[AIM OF THE EXERCISE] Skip every picture, then write out exactly the lines of the listing below from the line that contains "Transcribe this image's" through the final line.

--

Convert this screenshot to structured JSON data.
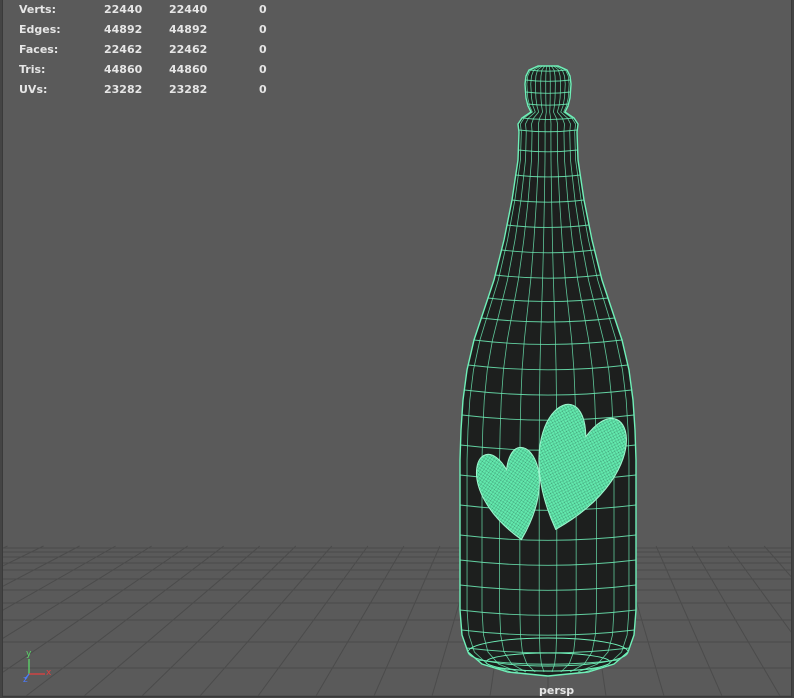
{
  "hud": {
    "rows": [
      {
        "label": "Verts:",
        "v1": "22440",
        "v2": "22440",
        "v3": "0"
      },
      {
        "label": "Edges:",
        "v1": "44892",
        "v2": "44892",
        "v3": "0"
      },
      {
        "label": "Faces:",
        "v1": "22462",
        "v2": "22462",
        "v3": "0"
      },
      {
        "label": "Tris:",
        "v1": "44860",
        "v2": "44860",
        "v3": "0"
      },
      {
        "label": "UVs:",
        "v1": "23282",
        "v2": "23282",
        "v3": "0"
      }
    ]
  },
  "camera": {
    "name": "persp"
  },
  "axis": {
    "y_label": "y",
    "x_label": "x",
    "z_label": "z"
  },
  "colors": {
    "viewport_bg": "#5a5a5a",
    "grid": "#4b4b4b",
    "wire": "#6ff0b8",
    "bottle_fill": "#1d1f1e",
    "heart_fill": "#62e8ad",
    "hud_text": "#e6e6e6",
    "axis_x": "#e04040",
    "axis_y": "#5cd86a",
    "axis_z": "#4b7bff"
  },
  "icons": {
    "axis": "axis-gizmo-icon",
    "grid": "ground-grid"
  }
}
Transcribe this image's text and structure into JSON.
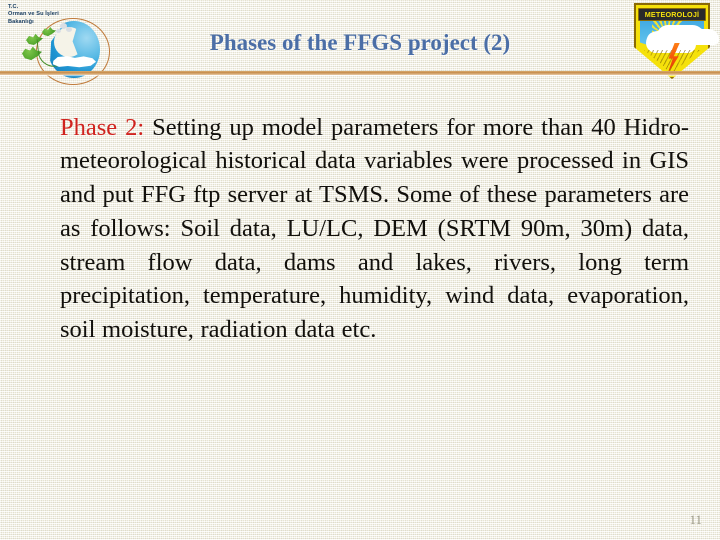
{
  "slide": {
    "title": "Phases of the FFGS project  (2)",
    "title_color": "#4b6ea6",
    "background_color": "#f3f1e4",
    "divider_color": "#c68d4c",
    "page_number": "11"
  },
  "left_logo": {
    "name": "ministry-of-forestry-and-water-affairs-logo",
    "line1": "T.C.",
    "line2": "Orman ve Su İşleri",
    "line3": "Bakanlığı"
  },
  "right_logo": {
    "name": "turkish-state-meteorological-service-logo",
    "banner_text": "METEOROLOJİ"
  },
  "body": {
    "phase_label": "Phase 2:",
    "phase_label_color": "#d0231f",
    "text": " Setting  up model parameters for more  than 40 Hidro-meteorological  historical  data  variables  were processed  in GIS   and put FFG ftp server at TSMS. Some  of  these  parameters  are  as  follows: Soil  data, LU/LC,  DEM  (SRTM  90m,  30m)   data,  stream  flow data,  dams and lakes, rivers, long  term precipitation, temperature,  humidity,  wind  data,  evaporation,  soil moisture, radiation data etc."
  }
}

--

[TASK RESULT]
Transcribe this image's text and structure into JSON.
{
  "slide": {
    "title": "Phases of the FFGS project  (2)",
    "title_color": "#4b6ea6",
    "background_color": "#f3f1e4",
    "divider_color": "#c68d4c",
    "page_number": "11"
  },
  "left_logo": {
    "name": "ministry-of-forestry-and-water-affairs-logo",
    "line1": "T.C.",
    "line2": "Orman ve Su İşleri",
    "line3": "Bakanlığı"
  },
  "right_logo": {
    "name": "turkish-state-meteorological-service-logo",
    "banner_text": "METEOROLOJİ"
  },
  "body": {
    "phase_label": "Phase 2:",
    "phase_label_color": "#d0231f",
    "text": " Setting  up model parameters for more  than 40 Hidro-meteorological  historical  data  variables  were processed  in GIS   and put FFG ftp server at TSMS. Some  of  these  parameters  are  as  follows: Soil  data, LU/LC,  DEM  (SRTM  90m,  30m)   data,  stream  flow data,  dams and lakes, rivers, long  term precipitation, temperature,  humidity,  wind  data,  evaporation,  soil moisture, radiation data etc."
  }
}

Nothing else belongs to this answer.